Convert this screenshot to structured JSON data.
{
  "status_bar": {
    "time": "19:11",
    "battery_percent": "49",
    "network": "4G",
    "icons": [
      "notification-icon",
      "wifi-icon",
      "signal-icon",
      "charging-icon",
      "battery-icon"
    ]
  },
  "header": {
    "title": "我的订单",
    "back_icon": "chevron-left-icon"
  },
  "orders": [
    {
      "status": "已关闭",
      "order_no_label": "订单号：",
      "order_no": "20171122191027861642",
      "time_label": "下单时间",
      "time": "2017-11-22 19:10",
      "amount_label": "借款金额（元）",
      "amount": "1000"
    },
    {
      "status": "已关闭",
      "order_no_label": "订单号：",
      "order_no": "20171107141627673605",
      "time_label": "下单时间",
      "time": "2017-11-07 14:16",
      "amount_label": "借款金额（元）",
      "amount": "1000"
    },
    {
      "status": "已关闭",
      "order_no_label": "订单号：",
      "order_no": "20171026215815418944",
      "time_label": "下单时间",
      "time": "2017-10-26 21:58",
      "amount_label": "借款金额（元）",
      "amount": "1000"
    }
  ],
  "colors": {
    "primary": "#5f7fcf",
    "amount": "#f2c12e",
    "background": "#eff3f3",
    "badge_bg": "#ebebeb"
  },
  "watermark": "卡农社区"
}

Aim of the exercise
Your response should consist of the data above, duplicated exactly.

Response below
Convert this screenshot to structured JSON data.
{
  "status_bar": {
    "time": "19:11",
    "battery_percent": "49",
    "network": "4G",
    "icons": [
      "notification-icon",
      "wifi-icon",
      "signal-icon",
      "charging-icon",
      "battery-icon"
    ]
  },
  "header": {
    "title": "我的订单",
    "back_icon": "chevron-left-icon"
  },
  "orders": [
    {
      "status": "已关闭",
      "order_no_label": "订单号：",
      "order_no": "20171122191027861642",
      "time_label": "下单时间",
      "time": "2017-11-22 19:10",
      "amount_label": "借款金额（元）",
      "amount": "1000"
    },
    {
      "status": "已关闭",
      "order_no_label": "订单号：",
      "order_no": "20171107141627673605",
      "time_label": "下单时间",
      "time": "2017-11-07 14:16",
      "amount_label": "借款金额（元）",
      "amount": "1000"
    },
    {
      "status": "已关闭",
      "order_no_label": "订单号：",
      "order_no": "20171026215815418944",
      "time_label": "下单时间",
      "time": "2017-10-26 21:58",
      "amount_label": "借款金额（元）",
      "amount": "1000"
    }
  ],
  "colors": {
    "primary": "#5f7fcf",
    "amount": "#f2c12e",
    "background": "#eff3f3",
    "badge_bg": "#ebebeb"
  },
  "watermark": "卡农社区"
}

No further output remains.